- **REQUIRED WORK**: Select every line containing the word "columns" from the material, and copy those lines.

»»

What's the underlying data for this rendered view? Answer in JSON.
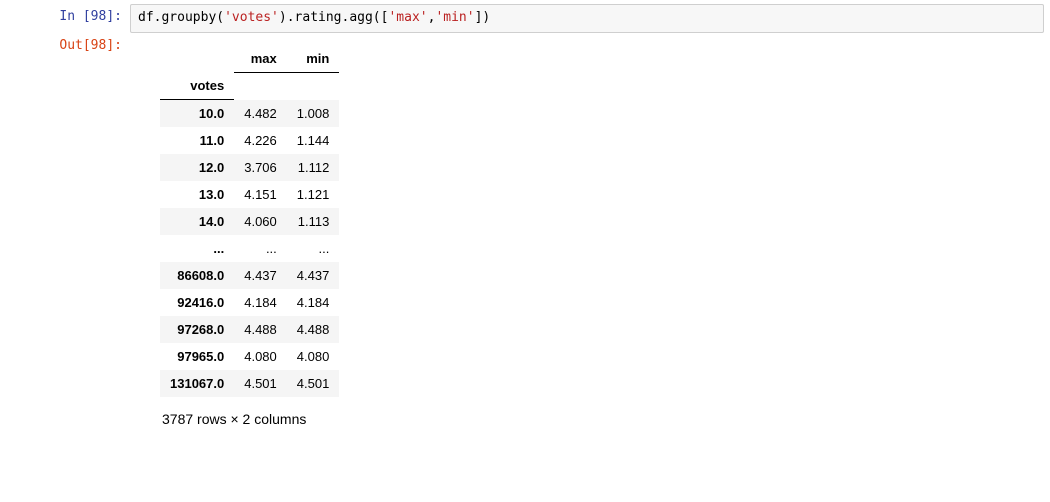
{
  "in_prompt": "In [98]:",
  "out_prompt": "Out[98]:",
  "code": {
    "pre1": "df.groupby(",
    "str1": "'votes'",
    "mid1": ").rating.agg([",
    "str2": "'max'",
    "comma": ",",
    "str3": "'min'",
    "post": "])"
  },
  "table": {
    "index_name": "votes",
    "columns": [
      "max",
      "min"
    ],
    "rows": [
      {
        "idx": "10.0",
        "max": "4.482",
        "min": "1.008"
      },
      {
        "idx": "11.0",
        "max": "4.226",
        "min": "1.144"
      },
      {
        "idx": "12.0",
        "max": "3.706",
        "min": "1.112"
      },
      {
        "idx": "13.0",
        "max": "4.151",
        "min": "1.121"
      },
      {
        "idx": "14.0",
        "max": "4.060",
        "min": "1.113"
      },
      {
        "idx": "...",
        "max": "...",
        "min": "..."
      },
      {
        "idx": "86608.0",
        "max": "4.437",
        "min": "4.437"
      },
      {
        "idx": "92416.0",
        "max": "4.184",
        "min": "4.184"
      },
      {
        "idx": "97268.0",
        "max": "4.488",
        "min": "4.488"
      },
      {
        "idx": "97965.0",
        "max": "4.080",
        "min": "4.080"
      },
      {
        "idx": "131067.0",
        "max": "4.501",
        "min": "4.501"
      }
    ],
    "shape_text": "3787 rows × 2 columns"
  }
}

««

- **OUTPUT OF THE EXERCISE**:
    "columns": [
    "shape_text": "3787 rows × 2 columns"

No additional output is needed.